I recently listened to an interview with Hay House author John Parkin, the subject of which was called How to Say Fuck It and Do What You Love. I know, I thought it was an awesome title, too.
In the interview, John talked about his grandparents in England who worked in a Downton Abbey like place. A manor house. His grandfather was the head gardener and his grandmother was the Mrs. Patmore of the kitchen (head cook for the two of you out there who did not watch Downton Abbey).
When John’s father was 16 or 17, he was told, “you can work for the gas company, be a teacher and teach children about helping verbs, or as an accountant.” He chose accounting.
This got me to thinking. About how we have evolved as a people. And how our views about what we can (and should!) expect from life have changed (for the better).

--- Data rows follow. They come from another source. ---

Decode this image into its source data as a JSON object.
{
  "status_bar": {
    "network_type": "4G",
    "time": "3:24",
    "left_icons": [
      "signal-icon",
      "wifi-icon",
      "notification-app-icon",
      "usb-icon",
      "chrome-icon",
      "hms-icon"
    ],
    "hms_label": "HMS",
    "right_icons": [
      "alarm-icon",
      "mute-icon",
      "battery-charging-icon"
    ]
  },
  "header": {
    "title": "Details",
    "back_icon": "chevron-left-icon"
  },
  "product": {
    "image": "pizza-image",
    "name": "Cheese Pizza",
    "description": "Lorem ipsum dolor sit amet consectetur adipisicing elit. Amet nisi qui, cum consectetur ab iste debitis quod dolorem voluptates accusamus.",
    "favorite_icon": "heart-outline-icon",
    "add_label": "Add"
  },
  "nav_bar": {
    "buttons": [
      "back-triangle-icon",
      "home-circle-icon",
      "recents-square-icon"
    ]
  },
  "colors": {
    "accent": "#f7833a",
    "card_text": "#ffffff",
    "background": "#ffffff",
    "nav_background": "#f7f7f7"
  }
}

In my father’s (and John’s) generation (also known as the Greatest Generation), a job was for life. And, due to the saturation of the job market when our father’s returned from the war, any old job generally sufficed. Employees (predominantly men) worked hard, collected their pay checks and plodded on with their lives. Loyalty to the company was rewarded with a gold watch and a pension upon retirement. And women took care of the children.
Same is true for most Baby Boomers, but things began to change for late Boomers (like myself) and Gen X-ers. We had (at least some) say about our futures. We chose careers not jobs. Gone was the idea of company loyalty. Now, we hop from one job to another in order to move up the corporate (and financial) ladder. We have 401k plans, but no formal pension plan. And, generally, no gold watch is proffered upon retirement.
Our children are raised by both (or maybe, with the increase in divorce rate and rise of the step-family, I should say all) parents, and most families are dual-income households. We are wealthier, to be sure, but our hopes and dreams (and funds) are now spent on our children. To give them a better life (more on this later) than we had growing up. Not to mention the stuff we never had growing up.
As a result, our children have opportunities that no generation has ever had before.
So let’s talk about this better life I mentioned above.
About a decade ago (maybe longer) I read an article called The Wussification of America. In the article, the author talked about how, at birth, we basically wrap our kids up in bubble wrap and send them into a world where they will never have to feel discomfort or disappointment. It said a lot more than that, but the bottom line was this: we have created a generation of children who are ill prepared for the real world.
At the time, I tended to agree with what the author was saying. I read the memo from my step-daughter’s school telling us that students could no longer distribute birthday party invitations at school because it might hurt someone’s feelings. I watched her receive a trophy for being on a soccer team that finished in, well, something other than first place.
But now, as she prepares to graduate from high school, I have a different perspective.
From a young age, Millennial kids (some call it The Entitlement Generation) have been told that they can be or do anything they want. And as my daughter contemplates her college career, this message has been reinforced.
Though her heart lies in the field of Interior Design, we have no expectation that she will actually graduate with a degree in this field. We have encouraged her to try different things on, see what fits. Find what she loves to do—what she can picture herself doing (and loving) for the rest of her life—and then find a way to make a living at it.
Many people believe that the world has gone to hell in a hand basket. Crime is at an all-time high (especially in my former home town of Chicago), terrorism is rampant, bioterrorism is an ever-present threat. Global warming has become a reality, homelessness and obesity have become epidemics, and depression and anxiety are the new normal.
But there is hope.
Imagine what the world will look like when our young people—kids who have been encouraged to find and follow their bliss, told that they can be or do anything they want—are running this country? Yeah, maybe they do have a warped sense of entitlement, but who are we to tell them that they shouldn’t reach for the stars?
Girls (maybe guys, too) will wear yoga pants and sweatshirts to work with their Uggs or Birkenstocks (depending on the season). Their hair will be piled on top of their heads in a messy bun, and no makeup will adorn their faces. Work places will have juice bars, coffee bars, a yoga studio and a masseuse. Employees will, of course, bring their dogs to work and that’s only IF they decide to actually go to the office because telecommuting will be as commonplace as, well, Starbucks.
In short, they will be happy.
We only get one shot at (this) life. We should all learn to say Fuck It and do what we love! But be sure to have an exit plan in place before you leap. 🙂
What about you? If you had it to do all over again, what career would you choose?
all photos via Google Images